Two saints added to list of church 'doctors'

VATICAN CITY - Pope Benedict added a 16th-century Spanish priest and a 12th-century German abbess to the roster of doctors of the universal church.

The pope proclaimed the new doctors, St. John of Avila and St. Hildegard of Bingen, at Mass Oct. 7 in St. Peter's Square, where the thousands in attendance included pilgrims waving Spanish flags, and German nuns in traditional habits.

In his homily, Pope Benedict said that St. John, "a profound expert on the sacred Scriptures," knew how to "penetrate in a uniquely profound way the mysteries of the redemption worked by Christ for humanity."

Noting St. Hildegard's knowledge of medicine, poetry and music, the pope called her a "woman of brilliant intelligence, deep sensitivity and recognized spiritual authority. The Lord granted her a prophetic spirit and fervent capacity to discern the signs of the times."

The doctors of the church, saints honored for particularly important contributions to theology and spirituality, come from both the Eastern and Western church traditions.

The 35 doctors include early church fathers such as Sts. Jerome, John Chrysostom and Augustine, and theologians such as Sts. Thomas Aquinas, Bonaventure and John of the Cross, but also St. Therese of Lisieux, who was honored by Blessed John Paul II in 1997, despite her lack of scholarly accomplishment.

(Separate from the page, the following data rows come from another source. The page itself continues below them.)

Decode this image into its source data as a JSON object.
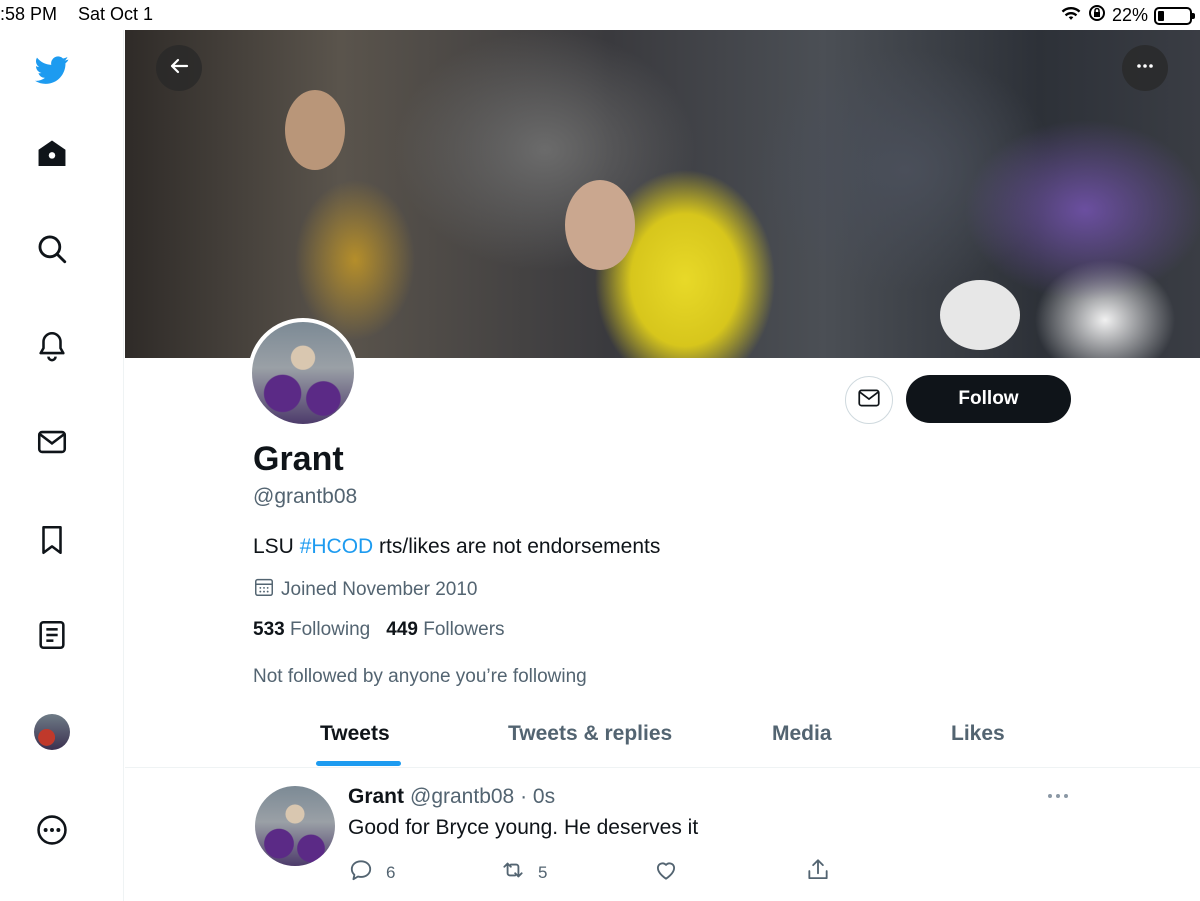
{
  "status_bar": {
    "time": ":58 PM",
    "date": "Sat Oct 1",
    "battery": "22%"
  },
  "sidebar": {
    "items": [
      {
        "name": "twitter-logo-icon"
      },
      {
        "name": "home-icon"
      },
      {
        "name": "search-icon"
      },
      {
        "name": "notifications-bell-icon"
      },
      {
        "name": "messages-envelope-icon"
      },
      {
        "name": "bookmark-icon"
      },
      {
        "name": "lists-icon"
      },
      {
        "name": "profile-avatar"
      },
      {
        "name": "more-ellipsis-icon"
      }
    ]
  },
  "profile": {
    "name": "Grant",
    "handle": "@grantb08",
    "bio_prefix": "LSU ",
    "bio_hashtag": "#HCOD",
    "bio_suffix": " rts/likes are not endorsements",
    "joined": "Joined November 2010",
    "following_count": "533",
    "following_label": "Following",
    "followers_count": "449",
    "followers_label": "Followers",
    "not_followed_text": "Not followed by anyone you’re following",
    "follow_button": "Follow"
  },
  "tabs": [
    {
      "label": "Tweets",
      "active": true
    },
    {
      "label": "Tweets & replies",
      "active": false
    },
    {
      "label": "Media",
      "active": false
    },
    {
      "label": "Likes",
      "active": false
    }
  ],
  "tweet": {
    "name": "Grant",
    "meta": "@grantb08 · 0s",
    "text": "Good for Bryce young. He deserves it",
    "replies": "6",
    "retweets": "5"
  },
  "colors": {
    "accent": "#1d9bf0",
    "text_primary": "#0f1419",
    "text_secondary": "#536471",
    "follow_button_bg": "#0f1419"
  }
}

St. Hildegard is the fourth female doctor of the church, joining Sts. Therese, Catherine of Siena and Teresa of Avila.

© Arlington Catholic Herald 1970